No. 68

Do you have any idea how many people waste their lives always searching for the "Pot of Gold" at the end of the rainbow, but they never stay with one thing long enough to find it? Based on the number of people I've talked with over the years, I would say the it has to be in the millions. There is hardly a week that goes by that I don't bump into someone who has a brilliant idea, a way to strike it rich, some new product, invention or innovation that just can't miss. However, I often run into these same people six months or a year later and they are doing something entirely different. If this person happens to be you or someone you love, I believe you will be interested in this story I discovered many years ago, called Acres of Diamonds.
This story is about a man who owned a farm in Africa and he became fascinated by the tales he began to hear about people who were discovering diamond mines. In his mind, this fascination became so strong that he could hardly wait to sell his farm and search for diamonds himself! After selling his farm for practically nothing, he spent the next 20 years searching for the gleaming gems that brought such high prices on the markets of the world. Then one day, broke, discouraged and despondent, as the story goes, he threw himself into a river and drowned.
Some time later, the man who bought his farm was out on his property and he picked up an unusual stone in the small stream that flowed through the land. Evaluation proved this to be one of the largest diamonds that had ever been discovered. When he went back to the same area and searched some more, he discovered that his whole farm was literally covered with them. So you see, the first farmer had owned literally "Acres of Diamonds", but he had sold them for practically nothing in order to search for them somewhere else. If he had just taken the time to learn what diamonds look like in their rough states, he would have had the millions he sought right there on his own property.
As you think about this story, can you see a parallel between the first farmer and the millions of working people in our country who never stay with one job or career long enough to become a great success at it? What we all need to realize here is that in the vast majority of cases, it's not the job or career, but rather it's the person who holds it. The job has all the potential in the world, at least it can be a starting point to move to any reward or position we want in society.

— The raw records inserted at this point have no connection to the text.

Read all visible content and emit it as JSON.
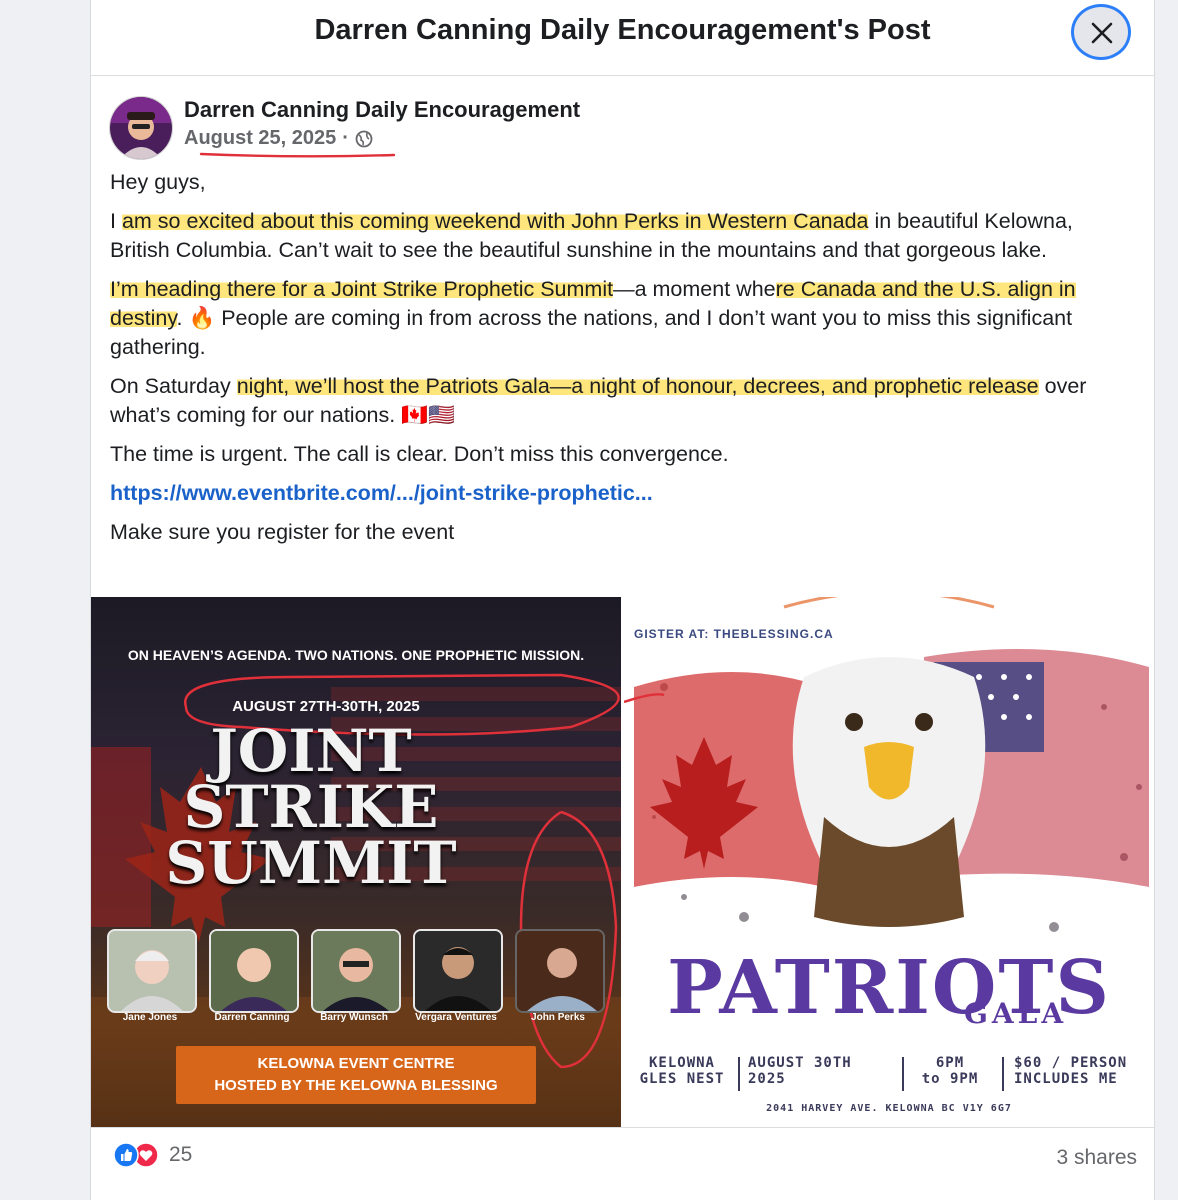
{
  "dialog": {
    "title": "Darren Canning Daily Encouragement's Post"
  },
  "post": {
    "author": "Darren Canning Daily Encouragement",
    "date": "August 25, 2025",
    "separator": "·",
    "privacy_icon": "globe-icon",
    "paragraphs": {
      "p1": "Hey guys,",
      "p2_a": "I ",
      "p2_hl": "am so excited about this coming weekend with John Perks in Western Canada",
      "p2_b": " in beautiful Kelowna, British Columbia.  Can’t wait to see the beautiful sunshine in the mountains and that gorgeous lake.",
      "p3_hl1": "I’m heading there for a Joint Strike Prophetic Summit",
      "p3_a": "—a moment whe",
      "p3_hl2": "re Canada and the U.S. align in destiny",
      "p3_b": ". 🔥 People are coming in from across the nations, and I don’t want you to miss this significant gathering.",
      "p4_a": "On Saturday ",
      "p4_hl": "night, we’ll host the Patriots Gala—a night of honour, decrees, and prophetic release",
      "p4_b": " over what’s coming for our nations. 🇨🇦🇺🇸",
      "p5": "The time is urgent. The call is clear. Don’t miss this convergence.",
      "link": "https://www.eventbrite.com/.../joint-strike-prophetic...",
      "p6": "Make sure you register for the event"
    }
  },
  "poster_left": {
    "tagline": "ON HEAVEN’S AGENDA. TWO NATIONS. ONE PROPHETIC MISSION.",
    "dates": "AUGUST 27TH-30TH, 2025",
    "title_line1": "JOINT",
    "title_line2": "STRIKE",
    "title_line3": "SUMMIT",
    "speakers": [
      "Jane Jones",
      "Darren Canning",
      "Barry Wunsch",
      "Vergara Ventures",
      "John Perks"
    ],
    "venue_line1": "KELOWNA EVENT CENTRE",
    "venue_line2": "HOSTED BY THE KELOWNA BLESSING"
  },
  "poster_right": {
    "register": "GISTER AT: THEBLESSING.CA",
    "title": "PATRIOTS",
    "subtitle": "GALA",
    "col1_line1": "KELOWNA",
    "col1_line2": "GLES NEST",
    "col2_line1": "AUGUST 30TH",
    "col2_line2": "2025",
    "col3_line1": "6PM",
    "col3_line2": "to 9PM",
    "col4_line1": "$60 / PERSON",
    "col4_line2": "INCLUDES ME",
    "address": "2041 HARVEY AVE. KELOWNA BC V1Y 6G7"
  },
  "footer": {
    "reaction_count": "25",
    "shares": "3 shares"
  },
  "colors": {
    "highlight": "#ffde50",
    "link": "#1a62c9",
    "annotation_red": "#e0303a"
  }
}
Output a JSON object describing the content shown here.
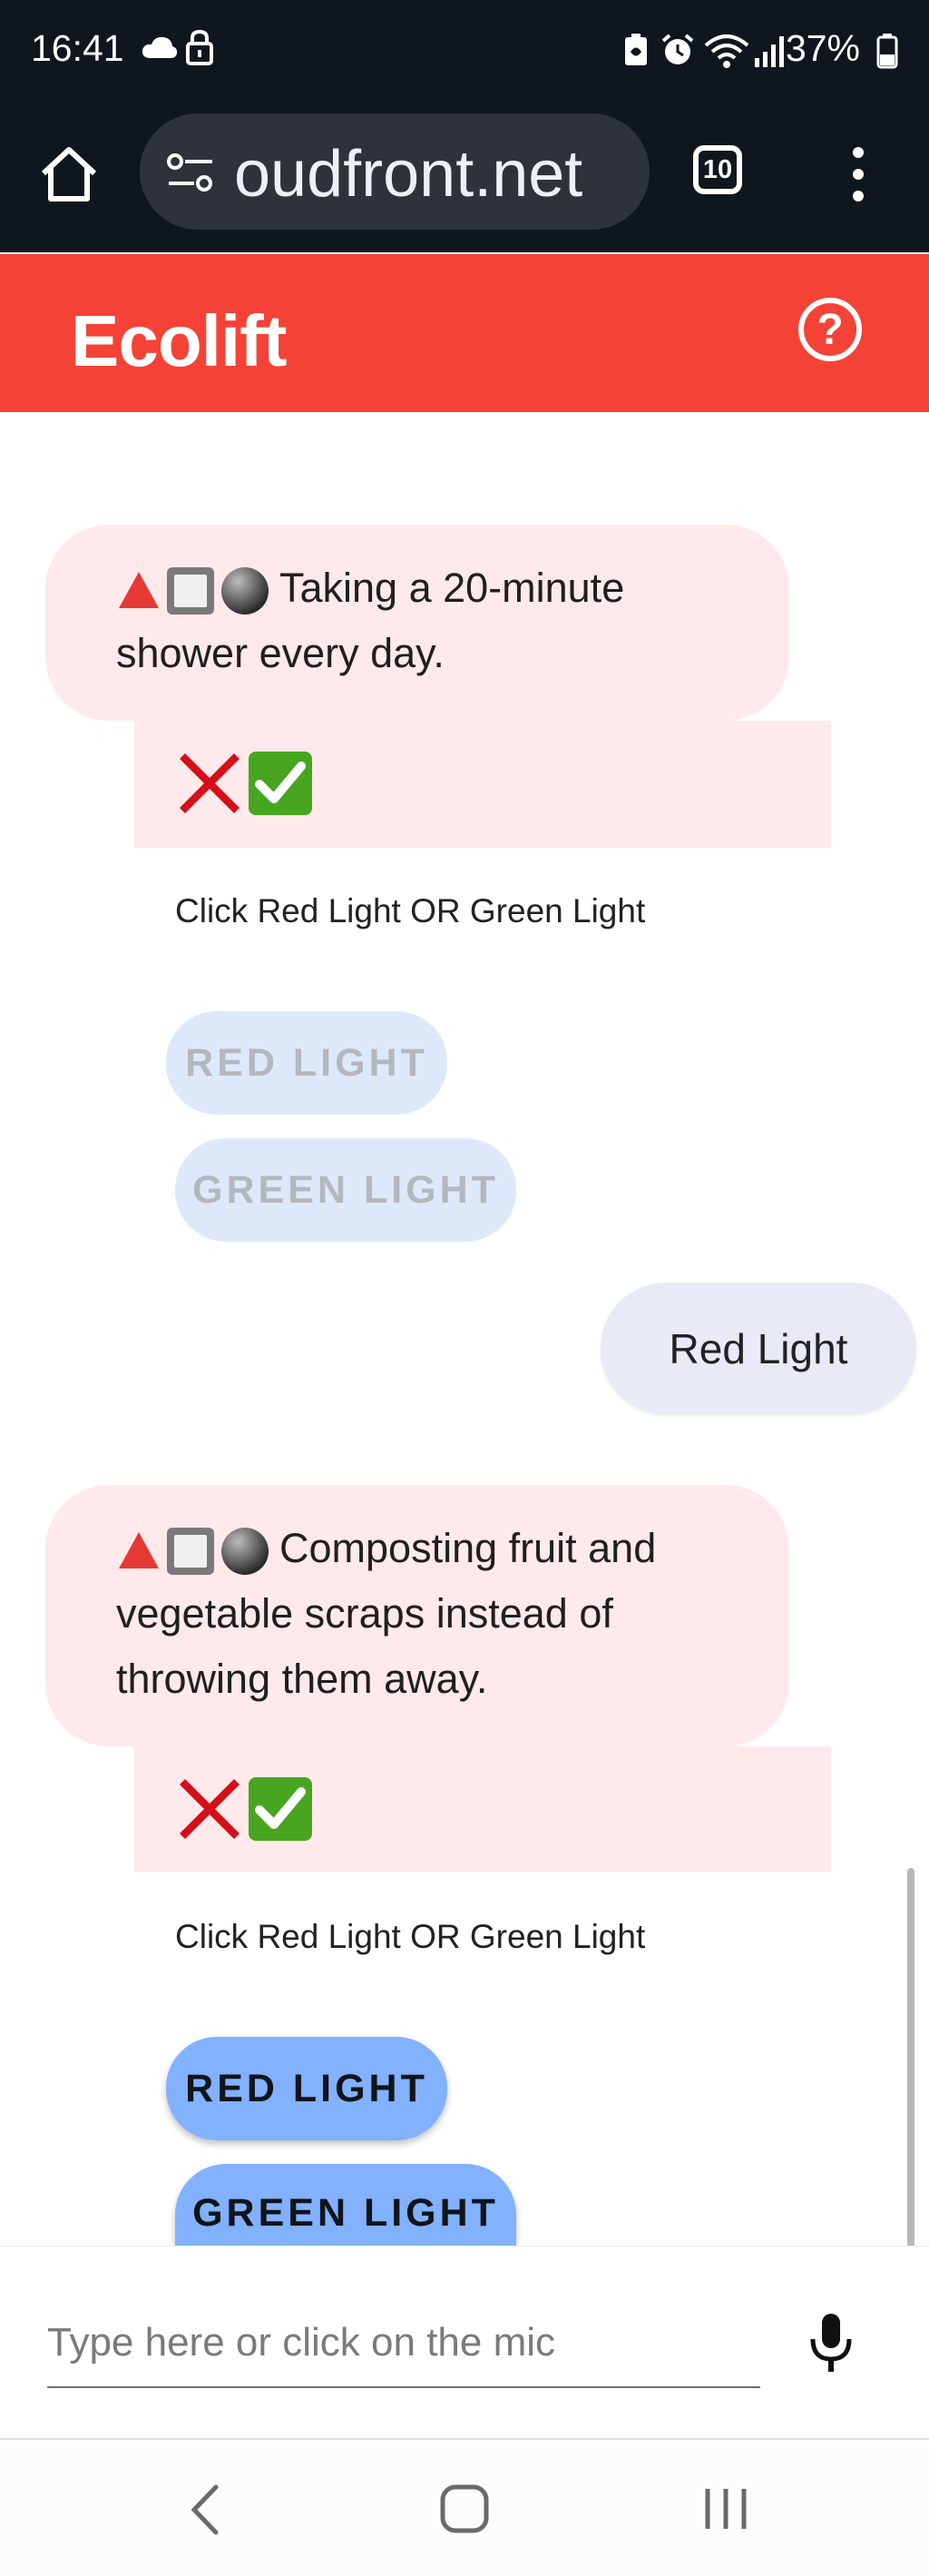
{
  "status_bar": {
    "time": "16:41",
    "battery": "37%",
    "icons": [
      "cloud-icon",
      "lock-icon",
      "battery-saver-icon",
      "alarm-icon",
      "wifi-icon",
      "signal-icon",
      "battery-icon"
    ]
  },
  "browser": {
    "url_display": "oudfront.net",
    "tab_count": "10",
    "icons": [
      "home-icon",
      "site-settings-icon",
      "tab-switcher-icon",
      "more-menu-icon"
    ]
  },
  "app": {
    "title": "Ecolift",
    "brand_color": "#f44336",
    "help_icon": "help-circle-icon"
  },
  "chat": {
    "messages": [
      {
        "type": "bot",
        "text": "Taking a 20-minute shower every day.",
        "marks": [
          "cross-mark-icon",
          "check-mark-icon"
        ],
        "hint": "Click Red Light OR Green Light",
        "buttons": [
          {
            "label": "Red Light",
            "state": "disabled"
          },
          {
            "label": "Green Light",
            "state": "disabled"
          }
        ]
      },
      {
        "type": "user",
        "text": "Red Light"
      },
      {
        "type": "bot",
        "text": "Composting fruit and vegetable scraps instead of throwing them away.",
        "marks": [
          "cross-mark-icon",
          "check-mark-icon"
        ],
        "hint": "Click Red Light OR Green Light",
        "buttons": [
          {
            "label": "Red Light",
            "state": "active"
          },
          {
            "label": "Green Light",
            "state": "active"
          }
        ]
      }
    ]
  },
  "input": {
    "placeholder": "Type here or click on the mic",
    "value": "",
    "mic_icon": "microphone-icon"
  },
  "nav_bar": {
    "icons": [
      "back-icon",
      "home-button-icon",
      "recent-apps-icon"
    ]
  }
}
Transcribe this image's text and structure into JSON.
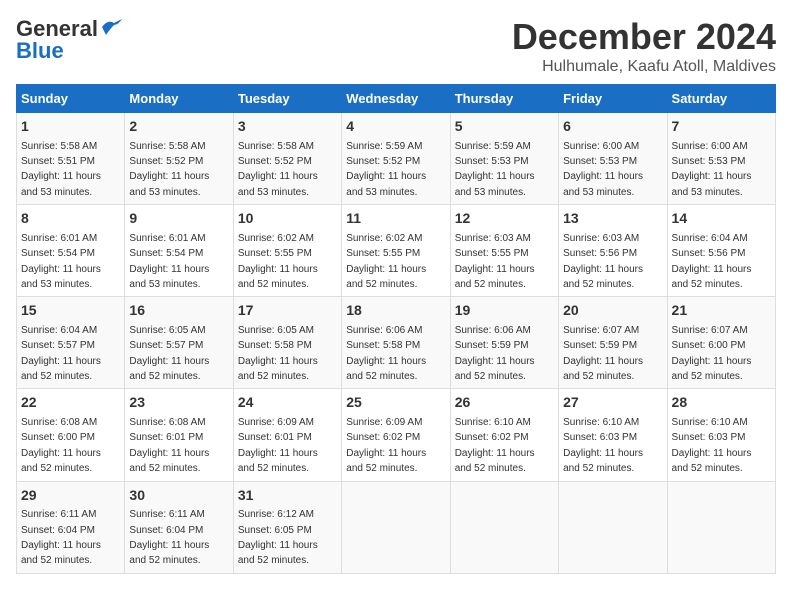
{
  "logo": {
    "line1": "General",
    "line2": "Blue"
  },
  "title": "December 2024",
  "subtitle": "Hulhumale, Kaafu Atoll, Maldives",
  "days_of_week": [
    "Sunday",
    "Monday",
    "Tuesday",
    "Wednesday",
    "Thursday",
    "Friday",
    "Saturday"
  ],
  "weeks": [
    [
      {
        "day": "1",
        "info": "Sunrise: 5:58 AM\nSunset: 5:51 PM\nDaylight: 11 hours\nand 53 minutes."
      },
      {
        "day": "2",
        "info": "Sunrise: 5:58 AM\nSunset: 5:52 PM\nDaylight: 11 hours\nand 53 minutes."
      },
      {
        "day": "3",
        "info": "Sunrise: 5:58 AM\nSunset: 5:52 PM\nDaylight: 11 hours\nand 53 minutes."
      },
      {
        "day": "4",
        "info": "Sunrise: 5:59 AM\nSunset: 5:52 PM\nDaylight: 11 hours\nand 53 minutes."
      },
      {
        "day": "5",
        "info": "Sunrise: 5:59 AM\nSunset: 5:53 PM\nDaylight: 11 hours\nand 53 minutes."
      },
      {
        "day": "6",
        "info": "Sunrise: 6:00 AM\nSunset: 5:53 PM\nDaylight: 11 hours\nand 53 minutes."
      },
      {
        "day": "7",
        "info": "Sunrise: 6:00 AM\nSunset: 5:53 PM\nDaylight: 11 hours\nand 53 minutes."
      }
    ],
    [
      {
        "day": "8",
        "info": "Sunrise: 6:01 AM\nSunset: 5:54 PM\nDaylight: 11 hours\nand 53 minutes."
      },
      {
        "day": "9",
        "info": "Sunrise: 6:01 AM\nSunset: 5:54 PM\nDaylight: 11 hours\nand 53 minutes."
      },
      {
        "day": "10",
        "info": "Sunrise: 6:02 AM\nSunset: 5:55 PM\nDaylight: 11 hours\nand 52 minutes."
      },
      {
        "day": "11",
        "info": "Sunrise: 6:02 AM\nSunset: 5:55 PM\nDaylight: 11 hours\nand 52 minutes."
      },
      {
        "day": "12",
        "info": "Sunrise: 6:03 AM\nSunset: 5:55 PM\nDaylight: 11 hours\nand 52 minutes."
      },
      {
        "day": "13",
        "info": "Sunrise: 6:03 AM\nSunset: 5:56 PM\nDaylight: 11 hours\nand 52 minutes."
      },
      {
        "day": "14",
        "info": "Sunrise: 6:04 AM\nSunset: 5:56 PM\nDaylight: 11 hours\nand 52 minutes."
      }
    ],
    [
      {
        "day": "15",
        "info": "Sunrise: 6:04 AM\nSunset: 5:57 PM\nDaylight: 11 hours\nand 52 minutes."
      },
      {
        "day": "16",
        "info": "Sunrise: 6:05 AM\nSunset: 5:57 PM\nDaylight: 11 hours\nand 52 minutes."
      },
      {
        "day": "17",
        "info": "Sunrise: 6:05 AM\nSunset: 5:58 PM\nDaylight: 11 hours\nand 52 minutes."
      },
      {
        "day": "18",
        "info": "Sunrise: 6:06 AM\nSunset: 5:58 PM\nDaylight: 11 hours\nand 52 minutes."
      },
      {
        "day": "19",
        "info": "Sunrise: 6:06 AM\nSunset: 5:59 PM\nDaylight: 11 hours\nand 52 minutes."
      },
      {
        "day": "20",
        "info": "Sunrise: 6:07 AM\nSunset: 5:59 PM\nDaylight: 11 hours\nand 52 minutes."
      },
      {
        "day": "21",
        "info": "Sunrise: 6:07 AM\nSunset: 6:00 PM\nDaylight: 11 hours\nand 52 minutes."
      }
    ],
    [
      {
        "day": "22",
        "info": "Sunrise: 6:08 AM\nSunset: 6:00 PM\nDaylight: 11 hours\nand 52 minutes."
      },
      {
        "day": "23",
        "info": "Sunrise: 6:08 AM\nSunset: 6:01 PM\nDaylight: 11 hours\nand 52 minutes."
      },
      {
        "day": "24",
        "info": "Sunrise: 6:09 AM\nSunset: 6:01 PM\nDaylight: 11 hours\nand 52 minutes."
      },
      {
        "day": "25",
        "info": "Sunrise: 6:09 AM\nSunset: 6:02 PM\nDaylight: 11 hours\nand 52 minutes."
      },
      {
        "day": "26",
        "info": "Sunrise: 6:10 AM\nSunset: 6:02 PM\nDaylight: 11 hours\nand 52 minutes."
      },
      {
        "day": "27",
        "info": "Sunrise: 6:10 AM\nSunset: 6:03 PM\nDaylight: 11 hours\nand 52 minutes."
      },
      {
        "day": "28",
        "info": "Sunrise: 6:10 AM\nSunset: 6:03 PM\nDaylight: 11 hours\nand 52 minutes."
      }
    ],
    [
      {
        "day": "29",
        "info": "Sunrise: 6:11 AM\nSunset: 6:04 PM\nDaylight: 11 hours\nand 52 minutes."
      },
      {
        "day": "30",
        "info": "Sunrise: 6:11 AM\nSunset: 6:04 PM\nDaylight: 11 hours\nand 52 minutes."
      },
      {
        "day": "31",
        "info": "Sunrise: 6:12 AM\nSunset: 6:05 PM\nDaylight: 11 hours\nand 52 minutes."
      },
      {
        "day": "",
        "info": ""
      },
      {
        "day": "",
        "info": ""
      },
      {
        "day": "",
        "info": ""
      },
      {
        "day": "",
        "info": ""
      }
    ]
  ]
}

In reality, it's up to us to turn our job or career into our own "Acres of Diamonds."
As a word of caution: please don't confuse the moral of this story with the person who starts to work for a company or organization, does a great job and builds a solid foundation of knowledge and experience and gets promoted to a higher position. This may occur several times over the years and well deserved promotions may propel this type of individual from the very bottom all the way to the top. Nor does it apply to the person who becomes highly qualified and takes a position with another company with equal or higher standing, because he or she sees more opportunity there. The key phrase here is "becomes" highly qualified.
The bottom line is simply this: if you are a 'job hopper' and take every job that comes along because someone offers you a little more pay, you may be missing the boat that will carry you to a very rewarding career in the future. The problem with being a "job hopper" is that in time, everybody knows it. Earning a lot of money is another story and I’ll address that in a future column. (EDITOR'S NOTE: Jim Davidson is a motivational speaker and syndicated columnist. You may contact him at 2 Bentley Drive, Conway, AR 72034.)